Interesting post - it seems you now talk only about art.

Nobody claimed that art isn't copyrighted once you publish it. Why do
you beat a dead horse?

The point I am talking about is that you demand a level of protection
that makes no sense for what you yourself called "scientific
restorations". Data you used yourself to calculate body proportions
and body masses in scientific publications, data you used to erect new
taxa or lump old ones (iguanodontids come to mind).

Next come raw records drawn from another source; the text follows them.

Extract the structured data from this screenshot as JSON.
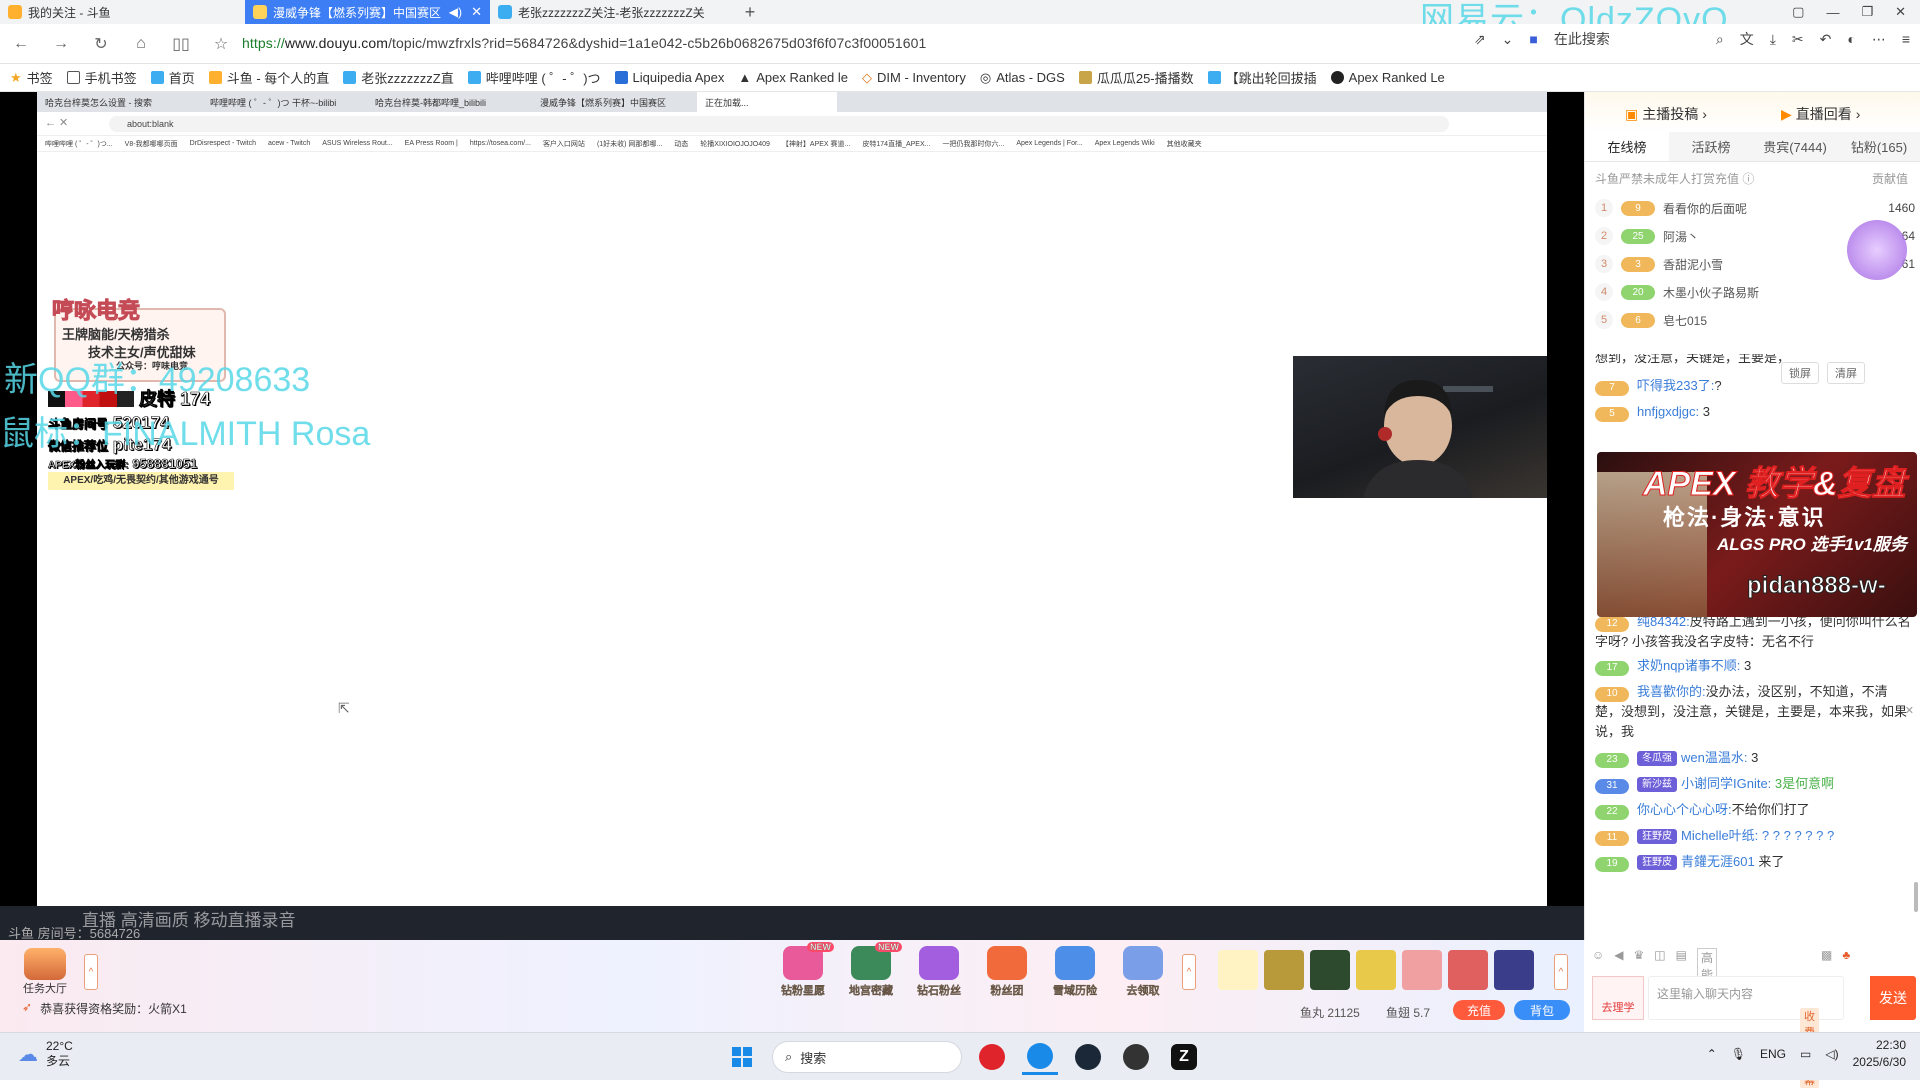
{
  "browser": {
    "tabs": [
      {
        "title": "我的关注 - 斗鱼",
        "active": false
      },
      {
        "title": "漫威争锋【燃系列赛】中国赛区",
        "active": true
      },
      {
        "title": "老张zzzzzzzZ关注-老张zzzzzzzZ关",
        "active": false
      }
    ],
    "new_tab": "+",
    "watermark": "网易云：OldzZOvO",
    "url_scheme": "https://",
    "url_host": "www.douyu.com",
    "url_path": "/topic/mwzfrxls?rid=5684726&dyshid=1a1e042-c5b26b0682675d03f6f07c3f00051601",
    "search_label": "在此搜索",
    "bookmarks": [
      "书签",
      "手机书签",
      "首页",
      "斗鱼 - 每个人的直",
      "老张zzzzzzzZ直",
      "哔哩哔哩 ( ゜- ゜)つ",
      "Liquipedia Apex",
      "Apex Ranked le",
      "DIM - Inventory",
      "Atlas - DGS",
      "瓜瓜瓜25-播播数",
      "【跳出轮回拔插",
      "Apex Ranked Le"
    ]
  },
  "inner_browser": {
    "tabs": [
      "哈克台梓莫怎么设置 - 搜索",
      "哔哩哔哩 ( ゜- ゜)つ 干杯~-bilibi",
      "哈克台梓莫-韩都哔哩_bilibili",
      "漫威争锋【燃系列赛】中国赛区",
      "正在加载..."
    ],
    "url": "about:blank",
    "bookmarks": [
      "哔哩哔哩 ( ゜- ゜)つ...",
      "V8-我都哪哪页面",
      "DrDisrespect - Twitch",
      "acew - Twitch",
      "ASUS Wireless Rout...",
      "EA Press Room |",
      "https://tosea.com/...",
      "客户入口网站",
      "(1好未收) 网那都哪...",
      "动态",
      "轮播XIXIOIOJOJO409",
      "【神射】APEX 赛道...",
      "皮特174直播_APEX...",
      "一把仍我那时你六...",
      "Apex Legends | For...",
      "Apex Legends Wiki",
      "其他收藏夹"
    ]
  },
  "streamer_card": {
    "title": "哼咏电竞",
    "line1": "王牌脑能/天榜猎杀",
    "line2": "技术主女/声优甜妹",
    "line3": "公众号：哼味电竞",
    "social": "皮特 174",
    "bilibili_label": "斗鱼房间号",
    "bilibili": "520174",
    "wechat_label": "微信推荐位",
    "wechat": "pite174",
    "fans_label": "APEX粉丝入玩群:",
    "fans": "958881051",
    "footer": "APEX/吃鸡/无畏契约/其他游戏通号"
  },
  "overlay": {
    "qq": "新QQ群：49208633",
    "mouse": "鼠标：FINALMITH Rosa"
  },
  "room": {
    "id_label": "斗鱼 房间号：",
    "id": "5684726",
    "overlay_text": "直播  高清画质  移动直播录音"
  },
  "right_panel": {
    "top_left": "主播投稿",
    "top_right": "直播回看",
    "tabs": [
      {
        "label": "在线榜",
        "active": true
      },
      {
        "label": "活跃榜",
        "active": false
      },
      {
        "label": "贵宾(7444)",
        "active": false
      },
      {
        "label": "钻粉(165)",
        "active": false
      }
    ],
    "rank_note": "斗鱼严禁未成年人打赏充值",
    "rank_col": "贡献值",
    "ranking": [
      {
        "rank": "1",
        "level": "9",
        "name": "看看你的后面呢",
        "value": "1460"
      },
      {
        "rank": "2",
        "level": "25",
        "name": "阿湯丶",
        "value": "64"
      },
      {
        "rank": "3",
        "level": "3",
        "name": "香甜泥小雪",
        "value": "61"
      },
      {
        "rank": "4",
        "level": "20",
        "name": "木墨小伙子路易斯",
        "value": ""
      },
      {
        "rank": "5",
        "level": "6",
        "name": "皂七015",
        "value": ""
      }
    ],
    "lock_btn": "锁屏",
    "clear_btn": "清屏",
    "chat": [
      {
        "level": "",
        "badge": "",
        "user": "",
        "text": "想到，没注意，关键是，主要是，本来我，如果说，我"
      },
      {
        "level": "7",
        "badge": "",
        "user": "吓得我233了:",
        "text": "?"
      },
      {
        "level": "5",
        "badge": "",
        "user": "hnfjgxdjgc:",
        "text": "3"
      },
      {
        "level": "12",
        "badge": "",
        "user": "纯84342:",
        "text": "皮特路上遇到一小孩，便问你叫什么名字呀? 小孩答我没名字皮特：无名不行"
      },
      {
        "level": "17",
        "badge": "",
        "user": "求奶nqp诸事不顺:",
        "text": "3"
      },
      {
        "level": "10",
        "badge": "",
        "user": "我喜歡你的:",
        "text": "没办法，没区别，不知道，不清楚，没想到，没注意，关键是，主要是，本来我，如果说，我"
      },
      {
        "level": "23",
        "badge": "冬瓜强",
        "user": "wen温温水:",
        "text": "3"
      },
      {
        "level": "31",
        "badge": "新沙兹",
        "user": "小谢同学IGnite:",
        "text": "3是何意啊"
      },
      {
        "level": "22",
        "badge": "",
        "user": "你心心个心心呀:",
        "text": "不给你们打了"
      },
      {
        "level": "11",
        "badge": "狂野皮",
        "user": "Michelle叶纸:",
        "text": "? ? ? ? ? ? ?"
      },
      {
        "level": "19",
        "badge": "狂野皮",
        "user": "青鑵无涯601",
        "text": "来了"
      }
    ],
    "ad": {
      "title": "APEX 教学&复盘",
      "subtitle": "枪法·身法·意识",
      "pro": "ALGS PRO 选手1v1服务",
      "handle": "pidan888-w-"
    },
    "chat_placeholder": "这里输入聊天内容",
    "danmu_tag": "收费的弹幕",
    "send": "发送",
    "zhili": "去理学",
    "quality": "高能"
  },
  "toolbar": {
    "task_hall": "任务大厅",
    "icons": [
      {
        "label": "钻粉星愿",
        "new": "NEW",
        "color": "#e85a9a"
      },
      {
        "label": "地宫密藏",
        "new": "NEW",
        "color": "#3c8a5a"
      },
      {
        "label": "钻石粉丝",
        "new": "",
        "color": "#a35ee0"
      },
      {
        "label": "粉丝团",
        "new": "",
        "color": "#f06a3c"
      },
      {
        "label": "雪域历险",
        "new": "",
        "color": "#4d8fe8"
      },
      {
        "label": "去领取",
        "new": "",
        "color": "#7a9ee8"
      }
    ],
    "award": "恭喜获得资格奖励：火箭X1",
    "fish_ball": "鱼丸 21125",
    "fish_tail": "鱼翅 5.7",
    "recharge": "充值",
    "backpack": "背包"
  },
  "taskbar": {
    "temp": "22°C",
    "weather": "多云",
    "search": "搜索",
    "lang": "ENG",
    "time": "22:30",
    "date": "2025/6/30"
  }
}
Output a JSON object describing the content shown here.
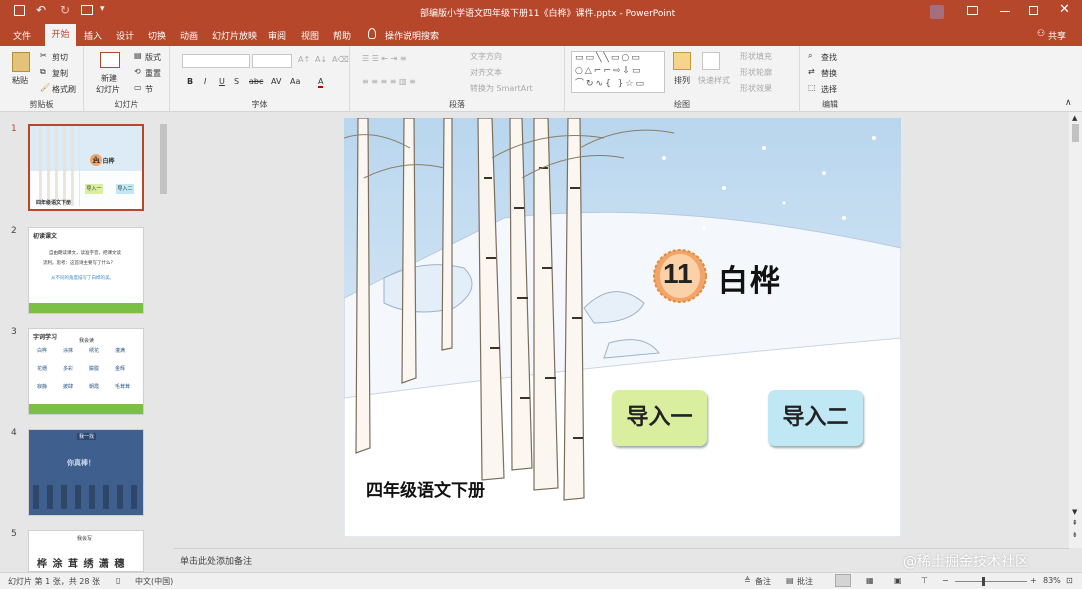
{
  "window": {
    "title": "部编版小学语文四年级下册11《白桦》课件.pptx  -  PowerPoint",
    "share": "共享",
    "help_search": "操作说明搜索"
  },
  "tabs": [
    "文件",
    "开始",
    "插入",
    "设计",
    "切换",
    "动画",
    "幻灯片放映",
    "审阅",
    "视图",
    "帮助"
  ],
  "ribbon": {
    "clipboard": {
      "label": "剪贴板",
      "paste": "粘贴",
      "cut": "剪切",
      "copy": "复制",
      "format_painter": "格式刷"
    },
    "slides": {
      "label": "幻灯片",
      "new_slide_line1": "新建",
      "new_slide_line2": "幻灯片",
      "layout": "版式",
      "reset": "重置",
      "section": "节"
    },
    "font": {
      "label": "字体",
      "bold": "B",
      "italic": "I",
      "underline": "U",
      "strike": "S",
      "shadow": "abc",
      "spacing": "AV",
      "case": "Aa",
      "color": "A"
    },
    "paragraph": {
      "label": "段落",
      "text_direction": "文字方向",
      "align_text": "对齐文本",
      "smartart": "转换为 SmartArt"
    },
    "drawing": {
      "label": "绘图",
      "arrange": "排列",
      "quick_styles": "快速样式",
      "shape_fill": "形状填充",
      "shape_outline": "形状轮廓",
      "shape_effects": "形状效果"
    },
    "editing": {
      "label": "编辑",
      "find": "查找",
      "replace": "替换",
      "select": "选择"
    }
  },
  "thumbnails": [
    {
      "num": "1",
      "title": "11 白桦",
      "btn1": "导入一",
      "btn2": "导入二",
      "foot": "四年级语文下册"
    },
    {
      "num": "2",
      "heading": "初读课文",
      "line1": "自由朗读课文，读准字音，把课文读",
      "line2": "流利。思考：这首诗主要写了什么？",
      "answer": "从不同的角度描写了白桦的美。"
    },
    {
      "num": "3",
      "heading": "字词学习",
      "sub": "我会读",
      "words": [
        "白桦",
        "涂抹",
        "绣花",
        "灌满",
        "花穗",
        "多彩",
        "朦胧",
        "金辉",
        "寂静",
        "披肆",
        "朝霞",
        "毛茸茸"
      ]
    },
    {
      "num": "4",
      "heading": "我一找",
      "banner": "你真棒！"
    },
    {
      "num": "5",
      "heading": "我会写",
      "chars": "桦 涂 茸 绣 潇 穗"
    }
  ],
  "slide": {
    "number": "11",
    "title": "白桦",
    "btn1": "导入一",
    "btn2": "导入二",
    "footer": "四年级语文下册"
  },
  "notes_placeholder": "单击此处添加备注",
  "watermark": "@稀土掘金技术社区",
  "status": {
    "slide_info": "幻灯片 第 1 张，共 28 张",
    "language": "中文(中国)",
    "notes": "备注",
    "comments": "批注",
    "zoom": "83%",
    "zoom_level": 0.83
  },
  "colors": {
    "accent": "#b7472a",
    "sky": "#cfe3f3",
    "btn1": "#d9ef9f",
    "btn2": "#bfe8f4",
    "badge": "#f2a56a"
  }
}
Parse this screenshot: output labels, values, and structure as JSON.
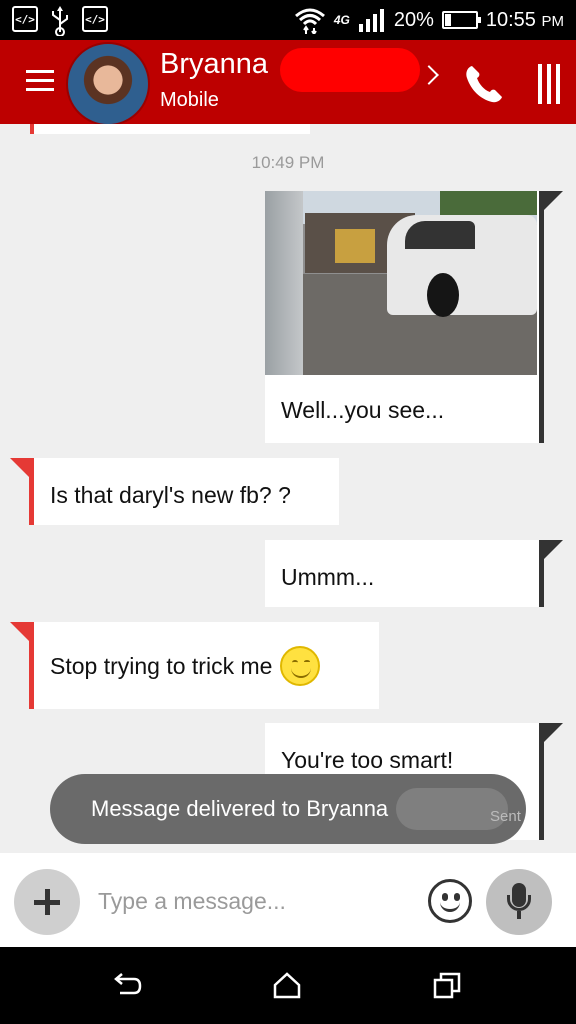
{
  "status_bar": {
    "network": "4G",
    "battery_percent": "20%",
    "battery_level": 0.2,
    "time": "10:55",
    "time_suffix": "PM"
  },
  "header": {
    "contact_name": "Bryanna",
    "contact_subtitle": "Mobile"
  },
  "timestamp": "10:49 PM",
  "messages": [
    {
      "direction": "outgoing",
      "has_image": true,
      "text": "Well...you see..."
    },
    {
      "direction": "incoming",
      "text": "Is that daryl's new fb? ?"
    },
    {
      "direction": "outgoing",
      "text": "Ummm..."
    },
    {
      "direction": "incoming",
      "text": "Stop trying to trick me",
      "emoji": "smiling-face"
    },
    {
      "direction": "outgoing",
      "text": "You're too smart!"
    }
  ],
  "toast": {
    "text": "Message delivered to Bryanna",
    "partial_status": "Sent"
  },
  "composer": {
    "placeholder": "Type a message..."
  },
  "colors": {
    "header": "#bd0000",
    "incoming_accent": "#e53935",
    "outgoing_accent": "#333333",
    "background": "#efefef"
  }
}
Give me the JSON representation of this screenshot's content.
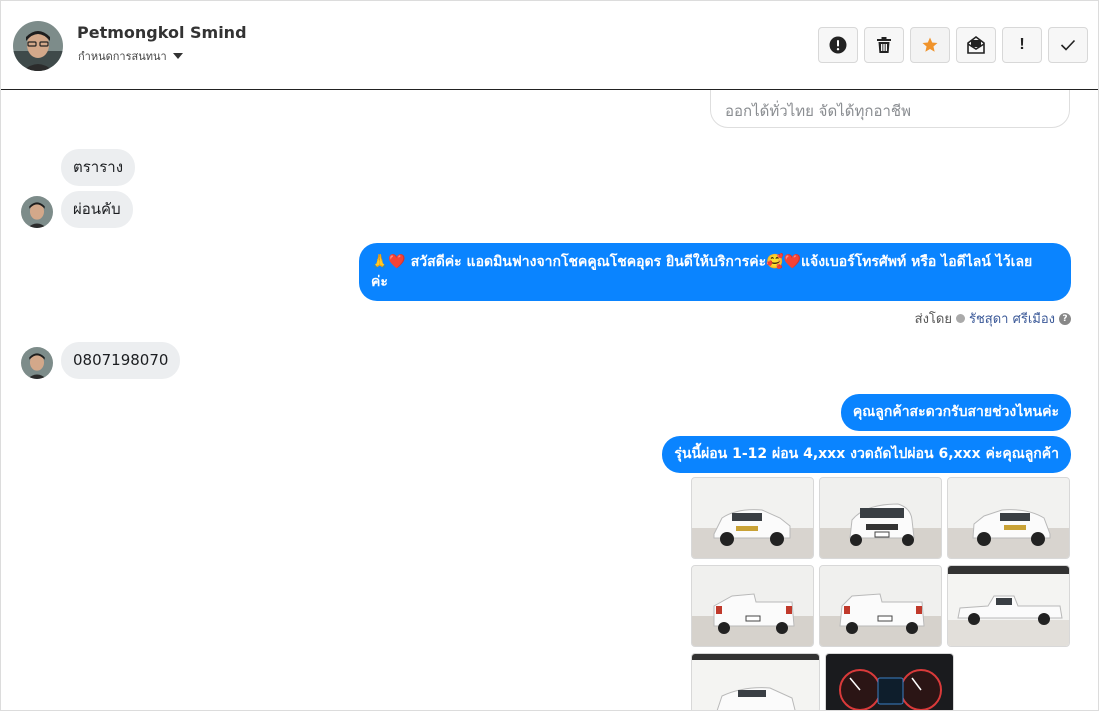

I see two options: either the "scientific restoration" part is
nonsense, and the Paul-pose of the skeletons is not related to the
locomotion capabilities of the animals, but simply artistic freedom, a
kind of Paul-trademark. Or the pose is in fact within the regular
repertoire of the animals, as is befitting for a scientific
restoration, and you can't demand others do not use it.

[sarcasm] Or would you like zookeepers to shoot all ostriches that run
quickly, because they adopt the Paul-pose without paying up
first?[/sarcasm]

Heinrich Mallison

On Fri, Mar 11, 2011 at 3:41 PM,  <GSP1954@aol.com> wrote:
> A number who have contributed to the discussion on the list, in particular
> those who are not themselves directly involved in paleoillustrations, have
> expressed a disturbingly casual attitude to the concept of originality of
> work and violating the artist's rights. This caused me to remember a vital
> point.
>
> Every contract between a contractor and an artist providing art contains a
> standard clause that basically says the artist assures that what they are
> providing is original and does not violate someone else's copyright. This is
> intended to deter copyright violations and especially to give the contractor
> some protection from later problems.
>
> But the protection for the contractor is not absolute. Book publishers use
> the same clause. But because they remain vulnerable to suits if it can be
> shown they did not take adequate steps to prevent copyright violations they go
> to some effort to vet what they publish.
>
> To claim that truly original paleoartists automatically lose much control
> of the usage of their copyrighted images simply by publishing them is
> nonsensical in view of the standard originality clauses. Unfortunately in the
> paleoart business the clause has become proforma in all too many cases, with 
> both
> participants doing some level of nod and wink. What needs to be done is to
> get the system back to taking this stuff seriously, while boosting the
> prospects of paleoartists overall.
>
> That will be the subject of my next postings.
>
> G Paul</HTML>
>